EXERCISE REQUIREMENTS » Line count for "Vivado": tally the lines of the records below that contain it, and give only that number.

══════════════════════════════

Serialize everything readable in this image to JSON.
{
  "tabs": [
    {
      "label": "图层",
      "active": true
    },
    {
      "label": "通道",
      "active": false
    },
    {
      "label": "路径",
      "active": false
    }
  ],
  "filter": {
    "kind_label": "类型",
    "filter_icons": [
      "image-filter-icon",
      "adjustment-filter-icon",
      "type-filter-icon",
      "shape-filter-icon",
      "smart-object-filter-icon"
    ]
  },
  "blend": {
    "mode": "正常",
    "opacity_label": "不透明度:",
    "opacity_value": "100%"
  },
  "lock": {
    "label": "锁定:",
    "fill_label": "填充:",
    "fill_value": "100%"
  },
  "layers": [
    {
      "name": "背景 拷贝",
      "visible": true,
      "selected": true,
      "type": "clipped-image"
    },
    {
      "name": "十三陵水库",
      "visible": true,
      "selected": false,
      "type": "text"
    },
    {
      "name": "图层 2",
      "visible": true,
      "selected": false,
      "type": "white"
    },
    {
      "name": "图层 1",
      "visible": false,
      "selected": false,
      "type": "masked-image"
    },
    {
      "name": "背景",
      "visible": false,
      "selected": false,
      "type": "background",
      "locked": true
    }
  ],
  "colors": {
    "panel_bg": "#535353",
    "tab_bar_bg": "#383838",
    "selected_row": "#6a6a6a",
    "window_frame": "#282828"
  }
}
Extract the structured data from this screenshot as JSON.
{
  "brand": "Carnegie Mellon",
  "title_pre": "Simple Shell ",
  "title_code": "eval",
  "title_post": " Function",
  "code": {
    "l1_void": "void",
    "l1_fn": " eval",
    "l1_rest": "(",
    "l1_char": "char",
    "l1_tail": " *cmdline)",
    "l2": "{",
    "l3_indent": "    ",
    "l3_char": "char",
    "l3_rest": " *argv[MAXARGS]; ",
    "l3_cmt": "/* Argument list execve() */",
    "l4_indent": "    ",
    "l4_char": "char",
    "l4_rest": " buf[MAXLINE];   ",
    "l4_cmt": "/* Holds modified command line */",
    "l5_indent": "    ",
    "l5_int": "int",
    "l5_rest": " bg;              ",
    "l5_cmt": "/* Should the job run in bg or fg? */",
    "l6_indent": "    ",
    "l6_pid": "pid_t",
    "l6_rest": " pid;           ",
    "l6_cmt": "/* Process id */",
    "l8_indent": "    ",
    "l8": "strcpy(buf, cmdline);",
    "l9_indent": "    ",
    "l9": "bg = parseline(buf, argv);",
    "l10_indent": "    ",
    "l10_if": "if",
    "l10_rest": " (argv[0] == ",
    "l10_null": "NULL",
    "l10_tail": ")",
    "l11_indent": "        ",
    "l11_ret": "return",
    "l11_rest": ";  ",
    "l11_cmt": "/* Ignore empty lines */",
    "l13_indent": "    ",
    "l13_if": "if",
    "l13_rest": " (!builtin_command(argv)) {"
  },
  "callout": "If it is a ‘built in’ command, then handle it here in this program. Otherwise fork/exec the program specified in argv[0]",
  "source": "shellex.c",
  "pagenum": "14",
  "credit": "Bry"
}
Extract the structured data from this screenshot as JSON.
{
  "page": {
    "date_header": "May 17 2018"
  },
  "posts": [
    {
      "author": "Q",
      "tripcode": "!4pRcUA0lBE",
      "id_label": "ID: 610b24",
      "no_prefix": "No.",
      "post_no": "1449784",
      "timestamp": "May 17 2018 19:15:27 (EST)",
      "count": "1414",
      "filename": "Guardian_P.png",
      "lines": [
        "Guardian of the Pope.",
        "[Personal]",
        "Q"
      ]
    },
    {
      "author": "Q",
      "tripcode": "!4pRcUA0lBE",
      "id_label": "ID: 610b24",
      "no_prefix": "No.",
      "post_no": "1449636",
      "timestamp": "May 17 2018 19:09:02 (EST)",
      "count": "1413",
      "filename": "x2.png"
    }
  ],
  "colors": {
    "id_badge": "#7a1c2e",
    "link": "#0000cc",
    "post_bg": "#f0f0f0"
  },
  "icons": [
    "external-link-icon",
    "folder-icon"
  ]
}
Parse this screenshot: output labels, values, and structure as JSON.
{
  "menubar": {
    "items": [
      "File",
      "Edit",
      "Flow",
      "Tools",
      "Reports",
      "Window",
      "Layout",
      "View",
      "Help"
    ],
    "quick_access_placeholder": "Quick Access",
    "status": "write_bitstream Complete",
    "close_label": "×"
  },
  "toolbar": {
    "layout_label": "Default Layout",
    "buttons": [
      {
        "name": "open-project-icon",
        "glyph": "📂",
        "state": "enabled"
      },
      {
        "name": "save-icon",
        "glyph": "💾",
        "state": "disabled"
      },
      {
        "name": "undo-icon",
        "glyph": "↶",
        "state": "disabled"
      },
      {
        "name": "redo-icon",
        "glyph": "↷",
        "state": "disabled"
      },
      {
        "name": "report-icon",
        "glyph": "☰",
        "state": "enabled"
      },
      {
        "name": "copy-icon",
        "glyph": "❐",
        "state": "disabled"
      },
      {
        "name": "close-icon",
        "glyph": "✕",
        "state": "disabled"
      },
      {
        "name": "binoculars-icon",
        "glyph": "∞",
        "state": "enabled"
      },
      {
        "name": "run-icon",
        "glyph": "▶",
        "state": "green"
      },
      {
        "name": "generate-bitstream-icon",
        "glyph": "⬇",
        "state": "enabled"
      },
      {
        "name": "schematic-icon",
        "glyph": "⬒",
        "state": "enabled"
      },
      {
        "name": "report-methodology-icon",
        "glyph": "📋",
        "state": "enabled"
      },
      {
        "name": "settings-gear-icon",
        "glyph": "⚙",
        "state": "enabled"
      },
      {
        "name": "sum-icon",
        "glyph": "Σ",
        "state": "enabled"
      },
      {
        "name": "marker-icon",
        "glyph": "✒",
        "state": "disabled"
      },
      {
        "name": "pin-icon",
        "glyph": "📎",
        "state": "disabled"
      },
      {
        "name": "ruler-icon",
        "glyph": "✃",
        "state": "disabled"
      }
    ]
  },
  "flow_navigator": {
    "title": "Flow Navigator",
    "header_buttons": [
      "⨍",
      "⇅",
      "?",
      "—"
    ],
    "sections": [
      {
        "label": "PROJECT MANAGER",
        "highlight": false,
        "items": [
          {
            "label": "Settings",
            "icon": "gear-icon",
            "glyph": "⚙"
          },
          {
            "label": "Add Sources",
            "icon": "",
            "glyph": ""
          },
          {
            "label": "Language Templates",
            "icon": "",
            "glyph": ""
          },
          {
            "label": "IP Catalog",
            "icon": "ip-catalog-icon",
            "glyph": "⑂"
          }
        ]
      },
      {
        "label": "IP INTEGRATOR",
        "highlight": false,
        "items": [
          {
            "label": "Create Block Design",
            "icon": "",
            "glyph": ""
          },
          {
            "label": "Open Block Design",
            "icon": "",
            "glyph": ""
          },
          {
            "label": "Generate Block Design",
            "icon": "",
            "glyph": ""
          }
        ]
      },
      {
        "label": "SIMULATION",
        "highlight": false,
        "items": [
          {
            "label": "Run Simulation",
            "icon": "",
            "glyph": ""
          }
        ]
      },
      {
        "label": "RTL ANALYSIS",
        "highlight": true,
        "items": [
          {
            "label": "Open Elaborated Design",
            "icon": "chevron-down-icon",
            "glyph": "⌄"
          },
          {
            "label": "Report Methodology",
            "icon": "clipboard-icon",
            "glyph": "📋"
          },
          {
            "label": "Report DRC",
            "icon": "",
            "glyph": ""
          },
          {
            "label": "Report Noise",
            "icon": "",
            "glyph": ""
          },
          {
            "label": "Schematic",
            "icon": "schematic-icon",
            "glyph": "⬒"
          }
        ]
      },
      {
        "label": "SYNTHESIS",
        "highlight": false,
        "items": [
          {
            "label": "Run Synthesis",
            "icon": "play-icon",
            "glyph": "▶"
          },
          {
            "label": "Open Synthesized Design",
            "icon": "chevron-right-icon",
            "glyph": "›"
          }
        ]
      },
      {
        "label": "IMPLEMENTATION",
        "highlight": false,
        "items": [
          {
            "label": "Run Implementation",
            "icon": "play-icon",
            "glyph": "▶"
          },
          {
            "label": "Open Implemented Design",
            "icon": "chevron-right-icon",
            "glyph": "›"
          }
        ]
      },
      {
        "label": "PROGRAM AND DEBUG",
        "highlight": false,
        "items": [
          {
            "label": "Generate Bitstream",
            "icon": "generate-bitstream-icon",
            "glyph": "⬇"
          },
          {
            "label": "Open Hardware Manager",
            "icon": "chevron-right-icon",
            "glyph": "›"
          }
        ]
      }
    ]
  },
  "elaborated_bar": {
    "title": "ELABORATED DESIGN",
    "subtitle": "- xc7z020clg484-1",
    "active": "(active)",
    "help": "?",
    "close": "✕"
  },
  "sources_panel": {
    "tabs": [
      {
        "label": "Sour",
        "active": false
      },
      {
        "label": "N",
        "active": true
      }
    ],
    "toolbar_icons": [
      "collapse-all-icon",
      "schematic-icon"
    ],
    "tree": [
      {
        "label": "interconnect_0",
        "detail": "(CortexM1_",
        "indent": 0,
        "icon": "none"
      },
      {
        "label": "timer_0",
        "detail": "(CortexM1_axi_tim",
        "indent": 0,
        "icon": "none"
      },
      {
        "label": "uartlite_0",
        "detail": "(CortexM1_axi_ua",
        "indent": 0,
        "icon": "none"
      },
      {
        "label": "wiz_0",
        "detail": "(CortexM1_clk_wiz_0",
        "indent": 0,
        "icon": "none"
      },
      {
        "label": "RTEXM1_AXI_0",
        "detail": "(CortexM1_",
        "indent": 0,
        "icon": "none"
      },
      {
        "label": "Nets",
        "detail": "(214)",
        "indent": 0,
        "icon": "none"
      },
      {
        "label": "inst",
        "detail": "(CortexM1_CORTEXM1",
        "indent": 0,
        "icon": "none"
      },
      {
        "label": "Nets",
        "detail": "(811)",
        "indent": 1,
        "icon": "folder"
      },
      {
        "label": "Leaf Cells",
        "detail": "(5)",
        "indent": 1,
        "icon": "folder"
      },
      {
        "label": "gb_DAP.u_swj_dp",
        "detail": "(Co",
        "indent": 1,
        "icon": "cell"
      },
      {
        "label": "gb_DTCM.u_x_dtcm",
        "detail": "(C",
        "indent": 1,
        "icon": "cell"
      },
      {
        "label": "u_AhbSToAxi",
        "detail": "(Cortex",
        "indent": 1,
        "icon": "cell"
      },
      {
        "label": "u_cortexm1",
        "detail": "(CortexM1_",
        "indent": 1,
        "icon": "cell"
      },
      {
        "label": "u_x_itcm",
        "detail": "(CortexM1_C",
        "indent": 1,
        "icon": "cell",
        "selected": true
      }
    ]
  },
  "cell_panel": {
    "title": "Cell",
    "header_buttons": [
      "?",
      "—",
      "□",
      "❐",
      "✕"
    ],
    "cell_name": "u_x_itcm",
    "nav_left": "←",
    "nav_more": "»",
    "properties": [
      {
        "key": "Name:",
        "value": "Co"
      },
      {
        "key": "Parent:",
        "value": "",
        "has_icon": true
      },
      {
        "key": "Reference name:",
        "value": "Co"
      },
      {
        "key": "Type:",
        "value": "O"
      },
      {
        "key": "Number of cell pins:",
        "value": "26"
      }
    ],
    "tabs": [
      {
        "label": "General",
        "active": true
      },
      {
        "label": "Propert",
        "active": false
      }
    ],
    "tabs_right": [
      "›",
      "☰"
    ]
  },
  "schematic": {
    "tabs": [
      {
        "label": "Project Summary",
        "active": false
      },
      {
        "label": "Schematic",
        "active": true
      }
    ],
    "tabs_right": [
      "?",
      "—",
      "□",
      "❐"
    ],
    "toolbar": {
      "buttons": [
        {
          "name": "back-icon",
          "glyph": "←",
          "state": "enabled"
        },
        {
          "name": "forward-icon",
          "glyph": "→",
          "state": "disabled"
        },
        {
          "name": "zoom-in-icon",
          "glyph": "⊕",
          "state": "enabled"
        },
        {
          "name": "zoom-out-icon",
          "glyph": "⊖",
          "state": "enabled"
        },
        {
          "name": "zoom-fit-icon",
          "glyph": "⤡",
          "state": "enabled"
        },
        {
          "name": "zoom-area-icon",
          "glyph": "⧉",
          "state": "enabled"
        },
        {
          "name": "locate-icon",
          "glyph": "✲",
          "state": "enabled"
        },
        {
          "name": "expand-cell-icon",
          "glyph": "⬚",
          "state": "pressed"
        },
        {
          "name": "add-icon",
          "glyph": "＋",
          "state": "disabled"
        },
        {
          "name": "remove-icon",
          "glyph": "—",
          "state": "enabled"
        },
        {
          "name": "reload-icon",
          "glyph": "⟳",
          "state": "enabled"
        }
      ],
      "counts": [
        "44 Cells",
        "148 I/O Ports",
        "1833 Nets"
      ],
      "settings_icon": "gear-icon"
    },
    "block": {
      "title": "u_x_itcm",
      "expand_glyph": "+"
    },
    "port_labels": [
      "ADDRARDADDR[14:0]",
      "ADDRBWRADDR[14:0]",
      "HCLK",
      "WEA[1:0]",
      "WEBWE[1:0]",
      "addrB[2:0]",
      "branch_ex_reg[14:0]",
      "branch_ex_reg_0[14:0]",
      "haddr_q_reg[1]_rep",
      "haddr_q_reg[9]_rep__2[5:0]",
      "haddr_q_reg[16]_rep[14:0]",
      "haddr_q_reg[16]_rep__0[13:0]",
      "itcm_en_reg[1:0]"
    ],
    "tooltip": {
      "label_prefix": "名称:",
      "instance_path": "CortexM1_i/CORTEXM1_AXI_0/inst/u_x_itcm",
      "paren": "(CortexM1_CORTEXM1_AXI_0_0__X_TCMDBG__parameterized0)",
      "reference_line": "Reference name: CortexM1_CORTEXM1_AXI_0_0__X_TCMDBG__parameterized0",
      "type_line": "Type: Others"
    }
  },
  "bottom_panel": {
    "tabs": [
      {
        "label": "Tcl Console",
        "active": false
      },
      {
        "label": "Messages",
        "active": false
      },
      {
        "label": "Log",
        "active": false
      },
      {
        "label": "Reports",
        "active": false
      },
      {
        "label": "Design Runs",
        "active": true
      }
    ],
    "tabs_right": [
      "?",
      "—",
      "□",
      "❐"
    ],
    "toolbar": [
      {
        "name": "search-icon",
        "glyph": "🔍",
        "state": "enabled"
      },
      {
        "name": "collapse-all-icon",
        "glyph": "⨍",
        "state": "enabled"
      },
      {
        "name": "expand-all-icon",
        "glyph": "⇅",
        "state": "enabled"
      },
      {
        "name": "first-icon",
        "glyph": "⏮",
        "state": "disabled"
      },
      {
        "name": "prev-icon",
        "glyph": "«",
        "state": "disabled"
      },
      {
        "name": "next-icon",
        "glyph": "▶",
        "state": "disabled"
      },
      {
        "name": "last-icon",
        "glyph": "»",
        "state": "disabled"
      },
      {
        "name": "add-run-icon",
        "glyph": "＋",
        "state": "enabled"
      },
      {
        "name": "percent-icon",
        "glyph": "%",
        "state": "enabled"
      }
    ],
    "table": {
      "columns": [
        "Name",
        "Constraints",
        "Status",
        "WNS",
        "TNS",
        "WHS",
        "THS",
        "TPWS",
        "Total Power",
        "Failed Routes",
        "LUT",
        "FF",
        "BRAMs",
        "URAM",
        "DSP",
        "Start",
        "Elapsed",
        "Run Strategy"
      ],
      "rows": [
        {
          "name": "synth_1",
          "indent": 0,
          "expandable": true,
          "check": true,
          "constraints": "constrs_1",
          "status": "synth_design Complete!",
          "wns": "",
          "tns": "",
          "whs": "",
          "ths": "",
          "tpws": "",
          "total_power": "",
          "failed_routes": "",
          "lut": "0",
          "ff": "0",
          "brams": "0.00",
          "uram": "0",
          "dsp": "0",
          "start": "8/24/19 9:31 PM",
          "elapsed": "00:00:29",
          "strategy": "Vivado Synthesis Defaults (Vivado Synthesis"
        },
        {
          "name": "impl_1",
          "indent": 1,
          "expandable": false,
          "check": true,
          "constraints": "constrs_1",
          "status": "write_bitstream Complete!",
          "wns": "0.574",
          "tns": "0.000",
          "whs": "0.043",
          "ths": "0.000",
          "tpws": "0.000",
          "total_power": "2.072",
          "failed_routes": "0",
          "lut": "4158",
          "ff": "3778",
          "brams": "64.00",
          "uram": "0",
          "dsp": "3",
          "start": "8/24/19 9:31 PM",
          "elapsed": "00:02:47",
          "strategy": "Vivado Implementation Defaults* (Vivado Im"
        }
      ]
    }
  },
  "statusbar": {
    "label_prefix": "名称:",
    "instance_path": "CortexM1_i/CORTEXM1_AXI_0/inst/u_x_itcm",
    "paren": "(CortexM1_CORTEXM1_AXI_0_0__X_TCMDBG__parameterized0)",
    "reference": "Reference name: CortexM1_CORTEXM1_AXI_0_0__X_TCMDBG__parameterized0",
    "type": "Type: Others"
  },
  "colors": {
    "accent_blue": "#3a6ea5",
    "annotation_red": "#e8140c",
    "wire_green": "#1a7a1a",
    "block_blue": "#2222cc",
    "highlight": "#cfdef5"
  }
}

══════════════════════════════

EXERCISE SOLUTION » 2